> [Records]:
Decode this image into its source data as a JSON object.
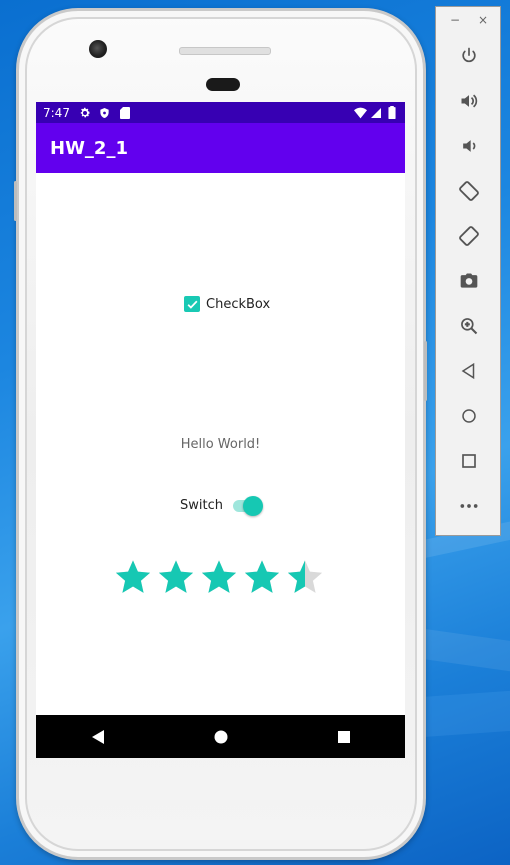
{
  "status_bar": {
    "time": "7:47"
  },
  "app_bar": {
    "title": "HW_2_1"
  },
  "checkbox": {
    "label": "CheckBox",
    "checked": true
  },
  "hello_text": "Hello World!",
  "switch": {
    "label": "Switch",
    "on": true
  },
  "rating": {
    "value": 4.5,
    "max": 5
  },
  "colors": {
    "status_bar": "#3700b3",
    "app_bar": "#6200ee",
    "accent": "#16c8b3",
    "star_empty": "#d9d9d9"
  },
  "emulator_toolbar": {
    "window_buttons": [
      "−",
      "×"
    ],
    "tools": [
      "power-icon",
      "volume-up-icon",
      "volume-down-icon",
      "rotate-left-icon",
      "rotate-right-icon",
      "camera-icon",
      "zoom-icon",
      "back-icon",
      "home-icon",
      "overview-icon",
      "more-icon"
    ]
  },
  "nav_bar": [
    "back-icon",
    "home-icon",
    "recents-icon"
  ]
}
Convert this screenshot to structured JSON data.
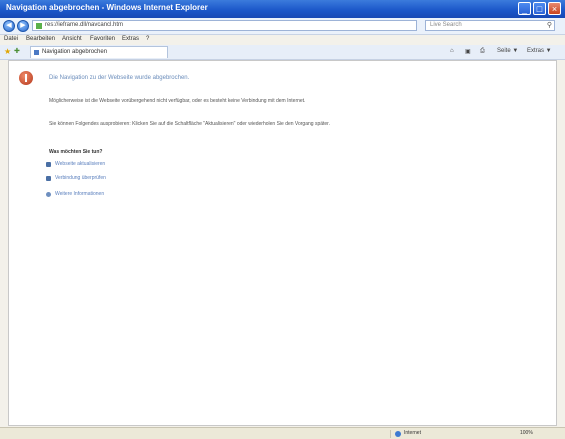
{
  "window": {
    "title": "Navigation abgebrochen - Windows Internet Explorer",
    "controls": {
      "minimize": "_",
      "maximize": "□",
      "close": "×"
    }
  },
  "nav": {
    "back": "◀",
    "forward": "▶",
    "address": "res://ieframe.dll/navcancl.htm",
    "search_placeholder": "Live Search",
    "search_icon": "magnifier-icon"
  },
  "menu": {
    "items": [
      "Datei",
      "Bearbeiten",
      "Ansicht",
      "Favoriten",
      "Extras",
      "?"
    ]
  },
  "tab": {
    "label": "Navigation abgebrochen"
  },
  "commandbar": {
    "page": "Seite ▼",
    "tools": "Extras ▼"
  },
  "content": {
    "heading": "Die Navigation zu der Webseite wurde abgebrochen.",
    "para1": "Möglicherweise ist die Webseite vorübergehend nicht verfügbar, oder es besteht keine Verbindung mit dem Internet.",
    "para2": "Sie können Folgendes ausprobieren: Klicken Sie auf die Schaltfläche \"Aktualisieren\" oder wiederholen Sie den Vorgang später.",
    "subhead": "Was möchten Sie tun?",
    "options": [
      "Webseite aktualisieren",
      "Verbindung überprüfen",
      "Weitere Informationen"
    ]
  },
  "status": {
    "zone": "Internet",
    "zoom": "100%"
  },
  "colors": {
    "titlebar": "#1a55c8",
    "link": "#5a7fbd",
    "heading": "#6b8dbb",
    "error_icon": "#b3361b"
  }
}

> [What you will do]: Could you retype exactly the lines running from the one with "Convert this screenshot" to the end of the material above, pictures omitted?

> [Result of this exercise]:
Convert this screenshot to structured JSON data.
{
  "window": {
    "title": "Navigation abgebrochen - Windows Internet Explorer",
    "controls": {
      "minimize": "_",
      "maximize": "□",
      "close": "×"
    }
  },
  "nav": {
    "back": "◀",
    "forward": "▶",
    "address": "res://ieframe.dll/navcancl.htm",
    "search_placeholder": "Live Search",
    "search_icon": "magnifier-icon"
  },
  "menu": {
    "items": [
      "Datei",
      "Bearbeiten",
      "Ansicht",
      "Favoriten",
      "Extras",
      "?"
    ]
  },
  "tab": {
    "label": "Navigation abgebrochen"
  },
  "commandbar": {
    "page": "Seite ▼",
    "tools": "Extras ▼"
  },
  "content": {
    "heading": "Die Navigation zu der Webseite wurde abgebrochen.",
    "para1": "Möglicherweise ist die Webseite vorübergehend nicht verfügbar, oder es besteht keine Verbindung mit dem Internet.",
    "para2": "Sie können Folgendes ausprobieren: Klicken Sie auf die Schaltfläche \"Aktualisieren\" oder wiederholen Sie den Vorgang später.",
    "subhead": "Was möchten Sie tun?",
    "options": [
      "Webseite aktualisieren",
      "Verbindung überprüfen",
      "Weitere Informationen"
    ]
  },
  "status": {
    "zone": "Internet",
    "zoom": "100%"
  },
  "colors": {
    "titlebar": "#1a55c8",
    "link": "#5a7fbd",
    "heading": "#6b8dbb",
    "error_icon": "#b3361b"
  }
}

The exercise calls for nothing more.